Today is the feast of St John Fisher and St Thomas More, perhaps the two most famous martyrs of the English Reformation. Longterm readers will know already how much I admire St Thomas.
Today’s feast coincides with a tour of the martyrs’ relics around the United States. To celebrate the tour, Scepter Publishing has made freely available for download two booklets about St Thomas More.
One of the interesting things about both men is that they are unlikely heroes and reluctant martyrs. They differ from St Edmund Campion, for example, who was born into an age of persecution and always knew the potential cost of proclaiming the Faith. In contrast, Cardinal Fisher and Sir Thomas had persecution and martyrdom unexpectedly thrust upon them. They met their fate with poise and good humour.
Cardinal Fisher’s final request, prior to his execution on 22 June 1535, was time for a siesta. He slept soundly for two hours. I suppose he had been deprived of decent sleep for some time, so the request was very practical. But it also demonstrates the serenity which God granted him in his final hours.
Two weeks later, on 6 July 1535, when Sir Thomas endured his own final moments, he famously joked with the axeman. More had been clean shaven throughout the divorce controversy which led to his trumped up charges, but during his years of imprisonment he had grown a long beard. As he laid his head on the chopping block, he removed his beard away from the path of the blade, for “This hath not offended the king.”
Hopefully we will never personally encounter the persecution and martyrdom which was thrust upon Fisher and More. But still they are outstanding models for us when we endure smaller trials and occasional enmity. I think their serenity and good humour are as important as their integrity and charity.

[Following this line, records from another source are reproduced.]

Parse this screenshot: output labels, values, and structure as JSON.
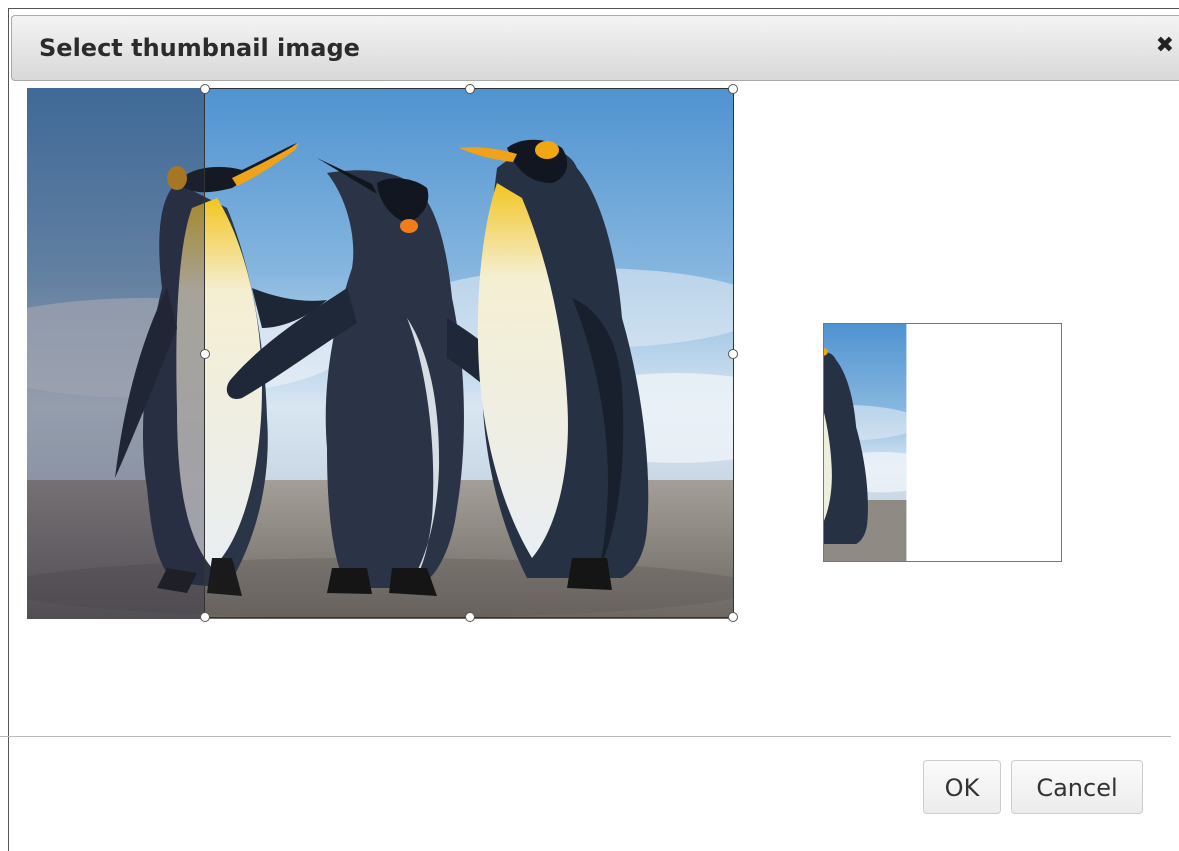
{
  "dialog": {
    "title": "Select thumbnail image",
    "close_glyph": "✖",
    "close_icon": "close-icon"
  },
  "image": {
    "subject": "three king penguins on a beach",
    "crop_selection": {
      "shape": "square",
      "handles": [
        "top-left",
        "top-center",
        "top-right",
        "middle-left",
        "middle-right",
        "bottom-left",
        "bottom-center",
        "bottom-right"
      ]
    }
  },
  "buttons": {
    "ok_label": "OK",
    "cancel_label": "Cancel"
  },
  "colors": {
    "titlebar_top": "#f4f4f4",
    "titlebar_bottom": "#d8d8d8",
    "sky": "#6fa7d8",
    "sand": "#8f8a84"
  }
}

During his imprisonment More composed and prayed a beautiful prayer for his enemies. A prayer we can make our own.
Almighty God, have mercy on N. and N., and on all that bear me evil will, and would me harm, and their faults and mine together by such easy, tender, merciful means as thine infinite wisdom best can devise; vouchsafe to amend and redress and make us saved souls in Heaven together, where we may ever live and love together with thee and thy blessed saints, O glorious Trinity, for the bitter passion of our sweet Saviour Christ. Amen.
Lord, give me patience in tribulation and grace in everything, to conform my will to thine, that I may truly say: “Fiat voluntas tua, sicut in cælo et in terra.”
The things, good Lord, that I pray for, give me thy grace to labour for. Amen.